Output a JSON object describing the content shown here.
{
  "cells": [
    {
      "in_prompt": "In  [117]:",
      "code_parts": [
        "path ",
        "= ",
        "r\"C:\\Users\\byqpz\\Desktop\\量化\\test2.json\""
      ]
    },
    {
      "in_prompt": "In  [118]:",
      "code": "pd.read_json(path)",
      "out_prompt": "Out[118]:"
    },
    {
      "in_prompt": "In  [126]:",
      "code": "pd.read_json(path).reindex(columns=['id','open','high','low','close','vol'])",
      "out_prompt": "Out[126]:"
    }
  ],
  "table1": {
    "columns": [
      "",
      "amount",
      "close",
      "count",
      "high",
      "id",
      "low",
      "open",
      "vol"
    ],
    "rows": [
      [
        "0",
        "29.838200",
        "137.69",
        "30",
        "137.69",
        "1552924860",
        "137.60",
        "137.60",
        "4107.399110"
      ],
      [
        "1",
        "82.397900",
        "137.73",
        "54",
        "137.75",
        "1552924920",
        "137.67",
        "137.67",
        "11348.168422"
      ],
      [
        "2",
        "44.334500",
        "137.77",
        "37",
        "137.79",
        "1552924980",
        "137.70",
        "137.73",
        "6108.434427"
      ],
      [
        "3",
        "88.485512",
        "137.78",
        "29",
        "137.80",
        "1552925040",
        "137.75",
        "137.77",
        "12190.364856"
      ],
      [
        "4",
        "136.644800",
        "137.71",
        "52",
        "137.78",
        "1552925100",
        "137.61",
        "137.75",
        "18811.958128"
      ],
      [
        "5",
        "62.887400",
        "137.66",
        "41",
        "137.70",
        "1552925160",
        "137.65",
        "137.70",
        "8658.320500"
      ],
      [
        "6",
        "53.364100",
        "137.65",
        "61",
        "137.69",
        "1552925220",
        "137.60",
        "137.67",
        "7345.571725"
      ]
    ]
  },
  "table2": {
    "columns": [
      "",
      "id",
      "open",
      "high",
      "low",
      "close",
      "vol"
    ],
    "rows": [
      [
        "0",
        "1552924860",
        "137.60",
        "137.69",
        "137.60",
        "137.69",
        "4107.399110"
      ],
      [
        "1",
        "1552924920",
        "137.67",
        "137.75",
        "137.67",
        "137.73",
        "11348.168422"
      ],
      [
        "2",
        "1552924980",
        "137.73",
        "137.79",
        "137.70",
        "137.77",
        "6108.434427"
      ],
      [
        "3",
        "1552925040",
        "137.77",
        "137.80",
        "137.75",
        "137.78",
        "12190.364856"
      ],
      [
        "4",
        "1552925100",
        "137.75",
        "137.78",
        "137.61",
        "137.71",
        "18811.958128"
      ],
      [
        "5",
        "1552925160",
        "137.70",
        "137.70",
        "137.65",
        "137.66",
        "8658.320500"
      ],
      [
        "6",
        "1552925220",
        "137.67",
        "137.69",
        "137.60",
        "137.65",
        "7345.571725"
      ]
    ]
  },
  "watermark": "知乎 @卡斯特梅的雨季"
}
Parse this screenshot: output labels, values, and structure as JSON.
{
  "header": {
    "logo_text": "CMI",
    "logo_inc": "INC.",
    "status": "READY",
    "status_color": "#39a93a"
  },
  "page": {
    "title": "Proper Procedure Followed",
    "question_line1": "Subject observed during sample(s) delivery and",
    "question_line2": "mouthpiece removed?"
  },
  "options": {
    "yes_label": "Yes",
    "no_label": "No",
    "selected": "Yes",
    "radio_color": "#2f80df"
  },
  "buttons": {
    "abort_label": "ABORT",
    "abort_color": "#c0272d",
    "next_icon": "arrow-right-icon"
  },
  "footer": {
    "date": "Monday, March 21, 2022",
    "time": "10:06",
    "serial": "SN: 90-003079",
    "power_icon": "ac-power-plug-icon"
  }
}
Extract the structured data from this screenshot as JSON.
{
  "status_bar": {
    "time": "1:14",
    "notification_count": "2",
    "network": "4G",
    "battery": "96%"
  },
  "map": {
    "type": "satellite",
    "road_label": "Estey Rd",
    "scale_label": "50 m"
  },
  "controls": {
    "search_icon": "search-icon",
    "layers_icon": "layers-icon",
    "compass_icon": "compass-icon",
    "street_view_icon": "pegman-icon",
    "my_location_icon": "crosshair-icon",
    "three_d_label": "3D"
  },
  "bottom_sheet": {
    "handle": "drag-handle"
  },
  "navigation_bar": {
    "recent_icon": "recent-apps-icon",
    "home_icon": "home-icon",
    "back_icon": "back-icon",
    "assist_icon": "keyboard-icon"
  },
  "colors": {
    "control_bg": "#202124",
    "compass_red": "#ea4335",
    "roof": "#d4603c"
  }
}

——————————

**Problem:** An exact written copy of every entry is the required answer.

**Solution:**
Output a JSON object describing the content shown here.
{
  "cells": [
    {
      "in_prompt": "In  [117]:",
      "code_parts": [
        "path ",
        "= ",
        "r\"C:\\Users\\byqpz\\Desktop\\量化\\test2.json\""
      ]
    },
    {
      "in_prompt": "In  [118]:",
      "code": "pd.read_json(path)",
      "out_prompt": "Out[118]:"
    },
    {
      "in_prompt": "In  [126]:",
      "code": "pd.read_json(path).reindex(columns=['id','open','high','low','close','vol'])",
      "out_prompt": "Out[126]:"
    }
  ],
  "table1": {
    "columns": [
      "",
      "amount",
      "close",
      "count",
      "high",
      "id",
      "low",
      "open",
      "vol"
    ],
    "rows": [
      [
        "0",
        "29.838200",
        "137.69",
        "30",
        "137.69",
        "1552924860",
        "137.60",
        "137.60",
        "4107.399110"
      ],
      [
        "1",
        "82.397900",
        "137.73",
        "54",
        "137.75",
        "1552924920",
        "137.67",
        "137.67",
        "11348.168422"
      ],
      [
        "2",
        "44.334500",
        "137.77",
        "37",
        "137.79",
        "1552924980",
        "137.70",
        "137.73",
        "6108.434427"
      ],
      [
        "3",
        "88.485512",
        "137.78",
        "29",
        "137.80",
        "1552925040",
        "137.75",
        "137.77",
        "12190.364856"
      ],
      [
        "4",
        "136.644800",
        "137.71",
        "52",
        "137.78",
        "1552925100",
        "137.61",
        "137.75",
        "18811.958128"
      ],
      [
        "5",
        "62.887400",
        "137.66",
        "41",
        "137.70",
        "1552925160",
        "137.65",
        "137.70",
        "8658.320500"
      ],
      [
        "6",
        "53.364100",
        "137.65",
        "61",
        "137.69",
        "1552925220",
        "137.60",
        "137.67",
        "7345.571725"
      ]
    ]
  },
  "table2": {
    "columns": [
      "",
      "id",
      "open",
      "high",
      "low",
      "close",
      "vol"
    ],
    "rows": [
      [
        "0",
        "1552924860",
        "137.60",
        "137.69",
        "137.60",
        "137.69",
        "4107.399110"
      ],
      [
        "1",
        "1552924920",
        "137.67",
        "137.75",
        "137.67",
        "137.73",
        "11348.168422"
      ],
      [
        "2",
        "1552924980",
        "137.73",
        "137.79",
        "137.70",
        "137.77",
        "6108.434427"
      ],
      [
        "3",
        "1552925040",
        "137.77",
        "137.80",
        "137.75",
        "137.78",
        "12190.364856"
      ],
      [
        "4",
        "1552925100",
        "137.75",
        "137.78",
        "137.61",
        "137.71",
        "18811.958128"
      ],
      [
        "5",
        "1552925160",
        "137.70",
        "137.70",
        "137.65",
        "137.66",
        "8658.320500"
      ],
      [
        "6",
        "1552925220",
        "137.67",
        "137.69",
        "137.60",
        "137.65",
        "7345.571725"
      ]
    ]
  },
  "watermark": "知乎 @卡斯特梅的雨季"
}
Parse this screenshot: output labels, values, and structure as JSON.
{
  "header": {
    "logo_text": "CMI",
    "logo_inc": "INC.",
    "status": "READY",
    "status_color": "#39a93a"
  },
  "page": {
    "title": "Proper Procedure Followed",
    "question_line1": "Subject observed during sample(s) delivery and",
    "question_line2": "mouthpiece removed?"
  },
  "options": {
    "yes_label": "Yes",
    "no_label": "No",
    "selected": "Yes",
    "radio_color": "#2f80df"
  },
  "buttons": {
    "abort_label": "ABORT",
    "abort_color": "#c0272d",
    "next_icon": "arrow-right-icon"
  },
  "footer": {
    "date": "Monday, March 21, 2022",
    "time": "10:06",
    "serial": "SN: 90-003079",
    "power_icon": "ac-power-plug-icon"
  }
}
Extract the structured data from this screenshot as JSON.
{
  "status_bar": {
    "time": "1:14",
    "notification_count": "2",
    "network": "4G",
    "battery": "96%"
  },
  "map": {
    "type": "satellite",
    "road_label": "Estey Rd",
    "scale_label": "50 m"
  },
  "controls": {
    "search_icon": "search-icon",
    "layers_icon": "layers-icon",
    "compass_icon": "compass-icon",
    "street_view_icon": "pegman-icon",
    "my_location_icon": "crosshair-icon",
    "three_d_label": "3D"
  },
  "bottom_sheet": {
    "handle": "drag-handle"
  },
  "navigation_bar": {
    "recent_icon": "recent-apps-icon",
    "home_icon": "home-icon",
    "back_icon": "back-icon",
    "assist_icon": "keyboard-icon"
  },
  "colors": {
    "control_bg": "#202124",
    "compass_red": "#ea4335",
    "roof": "#d4603c"
  }
}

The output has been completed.